Japan's Canon Inc <7751.T> reported a 5 percent fall in quarterly operating profit and slashed its annual outlook to below market expectations as it tries to deal with a quake-hit supply chain that it said was months away from being fixed.
Canon, which competes against Sony Corp <6758.T> and Nikon Corp <7731.T> in cameras and Xerox Corp and Ricoh Co Ltd <7752.T> in copiers, said a recovery of the supply chain to levels before last month's earthquake was not expected until June or July.
The world's largest maker of digital cameras on Tuesday lowered its operating profit forecast for the business year to end-December was 335 billion yen ($4.1 billion), 29 percent lower than its earlier estimate.
That is below an average estimate of 396.5 billion yen in a poll of six analysts taken after the quake by Thomson Reuters I/B/E/S.

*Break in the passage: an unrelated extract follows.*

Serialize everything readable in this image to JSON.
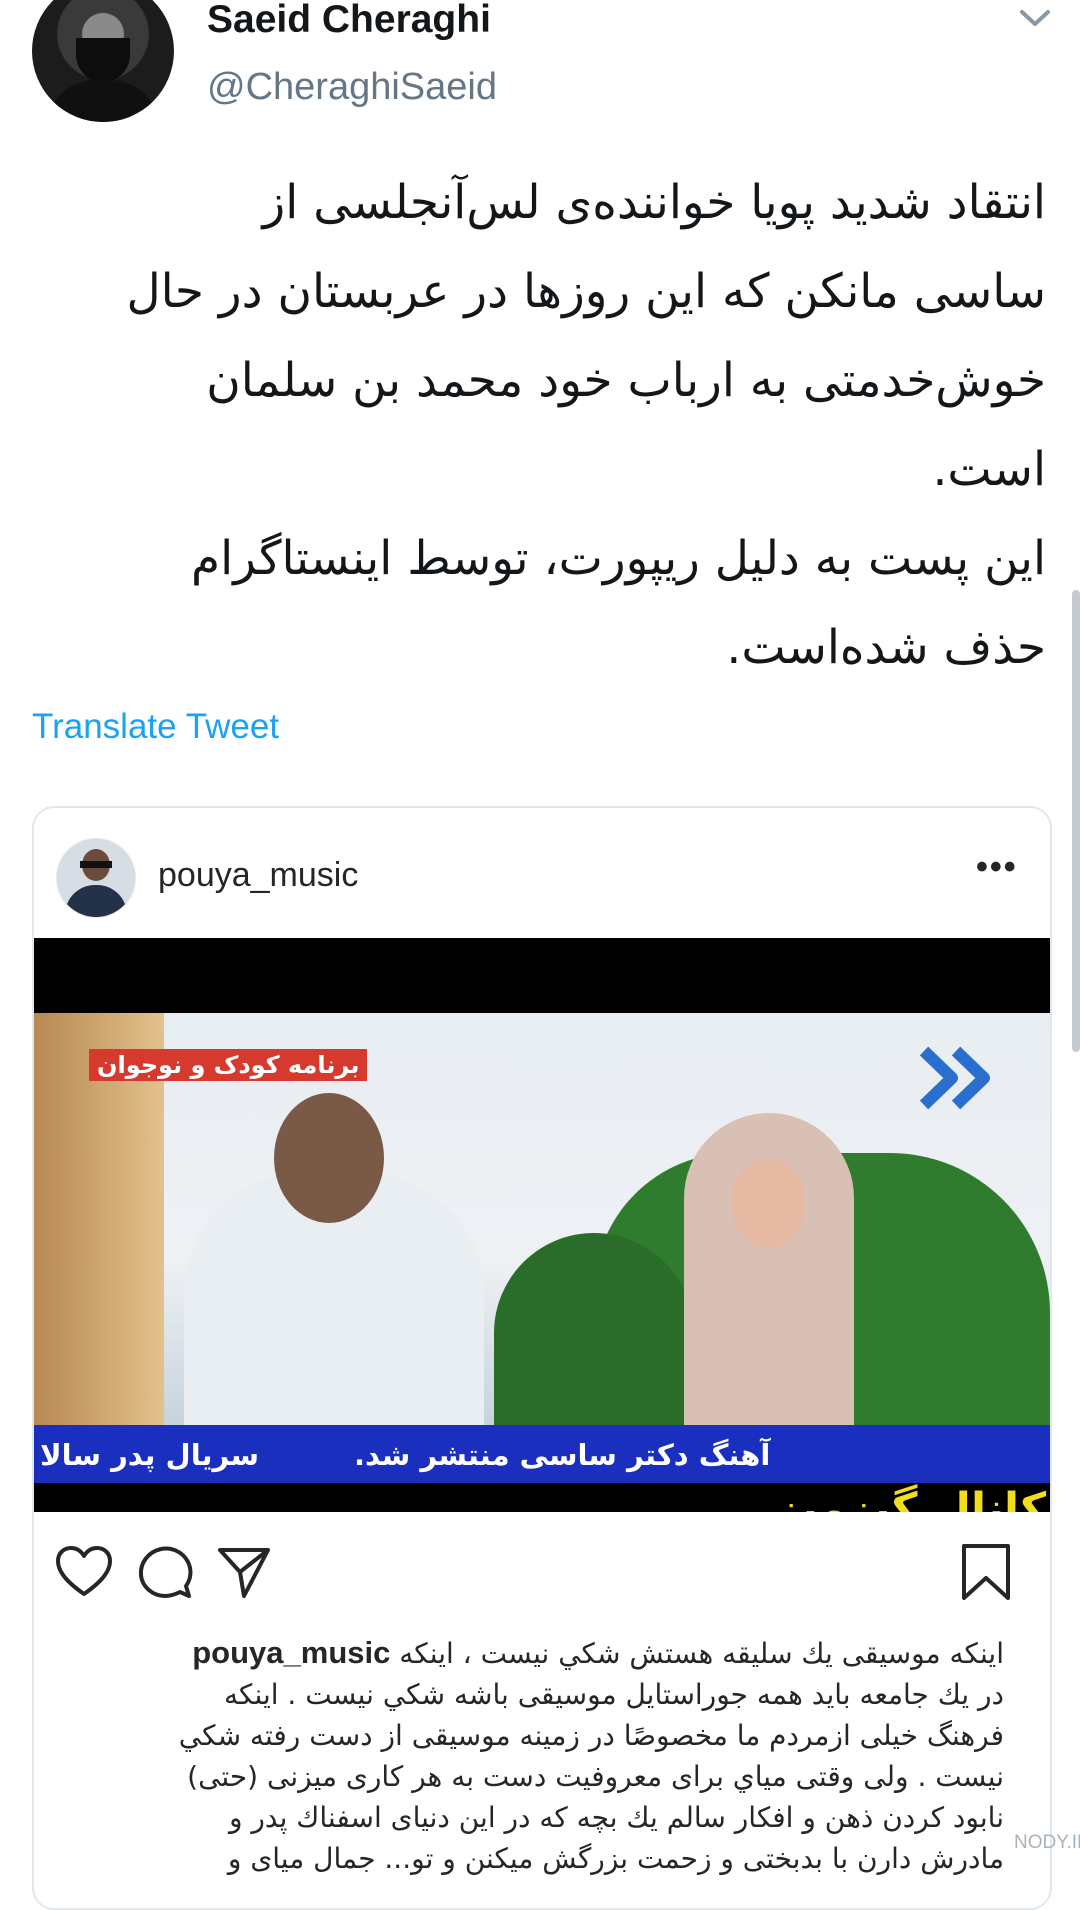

The company's revised forecast suggests a tough year for the firm, said Naoki Fujiwara, a fund manager at Tokyo-based Shinkin Asset Management, but added that Canon's issuance of a forecast at all was positive while so many manufacturers were expected not give them.
I think (the disaster) will have a temporary impact on supply but we have to wait more to see its impact on demand, he added.
Canon slashed its sales target for digital compact cameras for this year to 20 million from 23 million.
For the January-March quarter, its operating profit came to 82.5 billion yen ($1.0 billion), against 86.84 billion yen in the same quarter a year earlier. That was above an average estimate of 77.1 billion yen in a poll of three analysts taken after the quake by Thomson Reuters I/B/E/S.
By Monday's close, the company's shares had fallen about 7 percent since the quake versus a decline of almost 6 percent in the benchmark Nikkei average <.N225>.
Shares of Canon closed 0.9 percent lower at 3,495 yen before the results announcement, tracking a 1.2 fall in the Nikkei.($1 = 81.845 Japanese Yen)
(Additional reporting by Taiga Uranaka in Tokyo; and Ploy Ten Kate in Bangkok; Editing by Anshuman Daga)